[Excerpts from an interface dataset]
=====

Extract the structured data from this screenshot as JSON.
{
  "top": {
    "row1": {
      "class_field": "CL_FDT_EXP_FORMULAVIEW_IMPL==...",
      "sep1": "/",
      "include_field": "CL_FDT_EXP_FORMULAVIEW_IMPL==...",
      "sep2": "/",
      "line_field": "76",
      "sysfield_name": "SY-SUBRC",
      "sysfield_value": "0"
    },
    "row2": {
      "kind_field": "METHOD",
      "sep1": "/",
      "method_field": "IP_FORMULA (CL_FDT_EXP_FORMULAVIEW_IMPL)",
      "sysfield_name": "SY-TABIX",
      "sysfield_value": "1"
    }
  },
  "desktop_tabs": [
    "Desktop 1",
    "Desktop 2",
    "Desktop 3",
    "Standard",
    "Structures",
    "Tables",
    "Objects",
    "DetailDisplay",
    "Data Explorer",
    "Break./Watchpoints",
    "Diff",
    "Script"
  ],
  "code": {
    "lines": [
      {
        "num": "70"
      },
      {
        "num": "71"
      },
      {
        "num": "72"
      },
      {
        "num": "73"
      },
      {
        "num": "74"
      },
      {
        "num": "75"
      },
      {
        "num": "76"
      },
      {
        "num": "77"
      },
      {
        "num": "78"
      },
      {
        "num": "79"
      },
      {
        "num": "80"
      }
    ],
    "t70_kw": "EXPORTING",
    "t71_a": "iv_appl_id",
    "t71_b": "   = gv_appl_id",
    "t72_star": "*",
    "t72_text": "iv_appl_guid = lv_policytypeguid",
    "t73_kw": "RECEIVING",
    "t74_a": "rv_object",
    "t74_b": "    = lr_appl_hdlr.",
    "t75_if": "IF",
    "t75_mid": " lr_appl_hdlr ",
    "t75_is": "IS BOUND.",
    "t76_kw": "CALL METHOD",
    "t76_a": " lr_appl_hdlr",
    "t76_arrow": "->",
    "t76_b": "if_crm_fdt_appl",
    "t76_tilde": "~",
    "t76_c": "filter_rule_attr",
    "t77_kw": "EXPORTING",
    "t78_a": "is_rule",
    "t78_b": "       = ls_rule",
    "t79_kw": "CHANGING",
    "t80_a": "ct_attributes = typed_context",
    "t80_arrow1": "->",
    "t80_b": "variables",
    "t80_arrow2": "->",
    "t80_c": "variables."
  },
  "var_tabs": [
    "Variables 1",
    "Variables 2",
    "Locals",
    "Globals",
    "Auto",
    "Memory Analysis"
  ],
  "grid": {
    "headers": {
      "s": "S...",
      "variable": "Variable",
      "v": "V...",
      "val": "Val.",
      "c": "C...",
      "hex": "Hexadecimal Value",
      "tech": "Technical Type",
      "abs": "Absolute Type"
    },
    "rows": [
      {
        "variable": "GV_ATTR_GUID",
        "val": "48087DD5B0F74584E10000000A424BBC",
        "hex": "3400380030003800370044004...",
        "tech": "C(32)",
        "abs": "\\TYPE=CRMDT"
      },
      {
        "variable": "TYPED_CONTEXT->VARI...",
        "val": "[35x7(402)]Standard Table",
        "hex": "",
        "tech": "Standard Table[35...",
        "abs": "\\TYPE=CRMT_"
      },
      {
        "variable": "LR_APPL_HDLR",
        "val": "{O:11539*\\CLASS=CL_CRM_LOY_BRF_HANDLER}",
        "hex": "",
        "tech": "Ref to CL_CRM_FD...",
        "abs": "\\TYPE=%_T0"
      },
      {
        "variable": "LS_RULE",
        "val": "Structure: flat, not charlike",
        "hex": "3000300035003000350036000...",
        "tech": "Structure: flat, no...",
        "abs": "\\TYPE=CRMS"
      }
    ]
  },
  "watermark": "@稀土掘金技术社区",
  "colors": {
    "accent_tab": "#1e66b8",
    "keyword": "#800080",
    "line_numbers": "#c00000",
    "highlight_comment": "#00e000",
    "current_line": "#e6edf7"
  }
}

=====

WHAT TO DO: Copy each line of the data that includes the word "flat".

RESPONSE TO THE EXERCISE:
        "val": "Structure: flat, not charlike",
        "tech": "Structure: flat, no...",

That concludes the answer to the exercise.